__What the task asks__.
The data below should be copied out exactly, with its pictures omitted.

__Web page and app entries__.
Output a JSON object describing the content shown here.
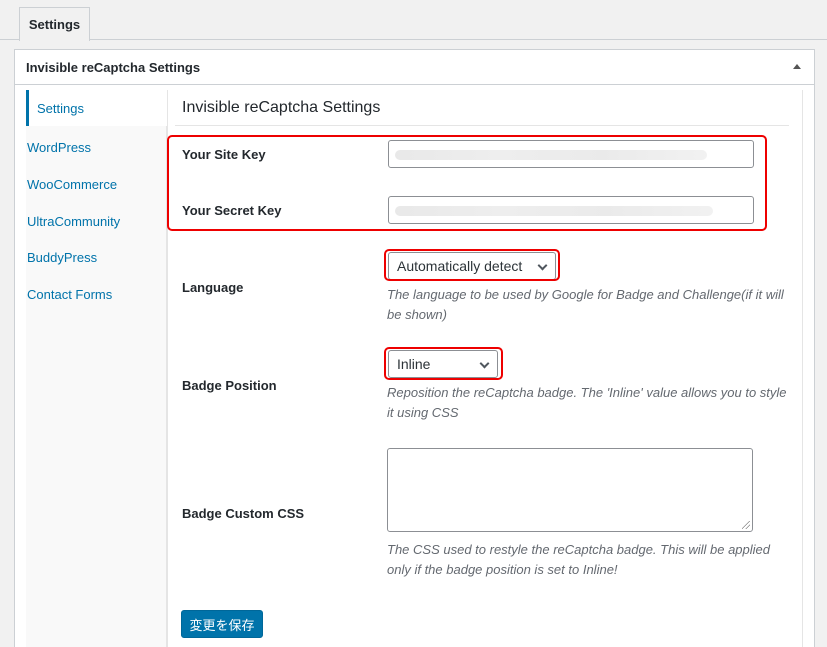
{
  "tabs": [
    {
      "label": "Settings"
    }
  ],
  "panel": {
    "title": "Invisible reCaptcha Settings"
  },
  "sidebar": {
    "items": [
      {
        "label": "Settings"
      },
      {
        "label": "WordPress"
      },
      {
        "label": "WooCommerce"
      },
      {
        "label": "UltraCommunity"
      },
      {
        "label": "BuddyPress"
      },
      {
        "label": "Contact Forms"
      }
    ]
  },
  "main": {
    "section_title": "Invisible reCaptcha Settings",
    "site_key_label": "Your Site Key",
    "secret_key_label": "Your Secret Key",
    "language_label": "Language",
    "language_value": "Automatically detect",
    "language_desc": "The language to be used by Google for Badge and Challenge(if it will be shown)",
    "badge_position_label": "Badge Position",
    "badge_position_value": "Inline",
    "badge_position_desc": "Reposition the reCaptcha badge. The 'Inline' value allows you to style it using CSS",
    "badge_css_label": "Badge Custom CSS",
    "badge_css_desc": "The CSS used to restyle the reCaptcha badge. This will be applied only if the badge position is set to Inline!",
    "save_label": "変更を保存"
  },
  "colors": {
    "accent": "#0073aa",
    "highlight": "#ee0000"
  },
  "icons": {
    "toggle": "triangle-up-icon",
    "select": "chevron-down-icon"
  }
}
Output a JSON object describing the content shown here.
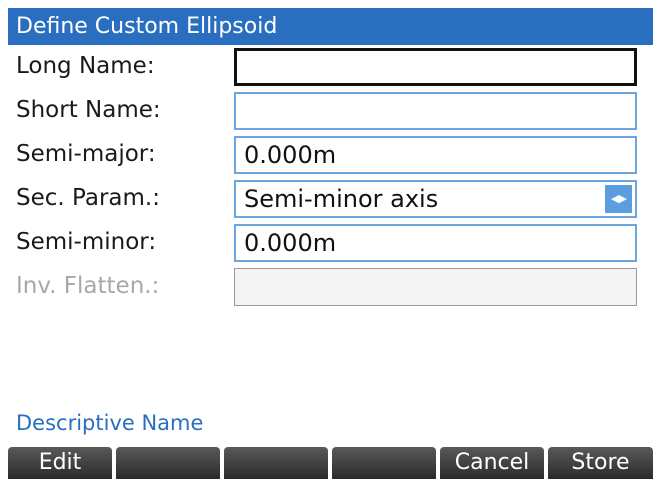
{
  "title": "Define Custom Ellipsoid",
  "fields": {
    "long_name": {
      "label": "Long Name:",
      "value": ""
    },
    "short_name": {
      "label": "Short Name:",
      "value": ""
    },
    "semi_major": {
      "label": "Semi-major:",
      "value": "0.000m"
    },
    "sec_param": {
      "label": "Sec. Param.:",
      "value": "Semi-minor axis"
    },
    "semi_minor": {
      "label": "Semi-minor:",
      "value": "0.000m"
    },
    "inv_flatten": {
      "label": "Inv. Flatten.:",
      "value": ""
    }
  },
  "help_text": "Descriptive Name",
  "menu": {
    "key1": "Edit",
    "key2": "",
    "key3": "",
    "key4": "",
    "key5": "Cancel",
    "key6": "Store"
  },
  "colors": {
    "title_bar": "#2a6fbf",
    "field_border": "#6aa6e0",
    "menu_key": "#3a3a3a",
    "help_text": "#2a6fbf"
  },
  "icons": {
    "choose_arrow": "left-right-arrow-icon"
  }
}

__Result of this exercise__.
Output a JSON object describing the content shown here.
{
  "tabs": [
    {
      "label": "Settings"
    }
  ],
  "panel": {
    "title": "Invisible reCaptcha Settings"
  },
  "sidebar": {
    "items": [
      {
        "label": "Settings"
      },
      {
        "label": "WordPress"
      },
      {
        "label": "WooCommerce"
      },
      {
        "label": "UltraCommunity"
      },
      {
        "label": "BuddyPress"
      },
      {
        "label": "Contact Forms"
      }
    ]
  },
  "main": {
    "section_title": "Invisible reCaptcha Settings",
    "site_key_label": "Your Site Key",
    "secret_key_label": "Your Secret Key",
    "language_label": "Language",
    "language_value": "Automatically detect",
    "language_desc": "The language to be used by Google for Badge and Challenge(if it will be shown)",
    "badge_position_label": "Badge Position",
    "badge_position_value": "Inline",
    "badge_position_desc": "Reposition the reCaptcha badge. The 'Inline' value allows you to style it using CSS",
    "badge_css_label": "Badge Custom CSS",
    "badge_css_desc": "The CSS used to restyle the reCaptcha badge. This will be applied only if the badge position is set to Inline!",
    "save_label": "変更を保存"
  },
  "colors": {
    "accent": "#0073aa",
    "highlight": "#ee0000"
  },
  "icons": {
    "toggle": "triangle-up-icon",
    "select": "chevron-down-icon"
  }
}
Output a JSON object describing the content shown here.
{
  "title": "Define Custom Ellipsoid",
  "fields": {
    "long_name": {
      "label": "Long Name:",
      "value": ""
    },
    "short_name": {
      "label": "Short Name:",
      "value": ""
    },
    "semi_major": {
      "label": "Semi-major:",
      "value": "0.000m"
    },
    "sec_param": {
      "label": "Sec. Param.:",
      "value": "Semi-minor axis"
    },
    "semi_minor": {
      "label": "Semi-minor:",
      "value": "0.000m"
    },
    "inv_flatten": {
      "label": "Inv. Flatten.:",
      "value": ""
    }
  },
  "help_text": "Descriptive Name",
  "menu": {
    "key1": "Edit",
    "key2": "",
    "key3": "",
    "key4": "",
    "key5": "Cancel",
    "key6": "Store"
  },
  "colors": {
    "title_bar": "#2a6fbf",
    "field_border": "#6aa6e0",
    "menu_key": "#3a3a3a",
    "help_text": "#2a6fbf"
  },
  "icons": {
    "choose_arrow": "left-right-arrow-icon"
  }
}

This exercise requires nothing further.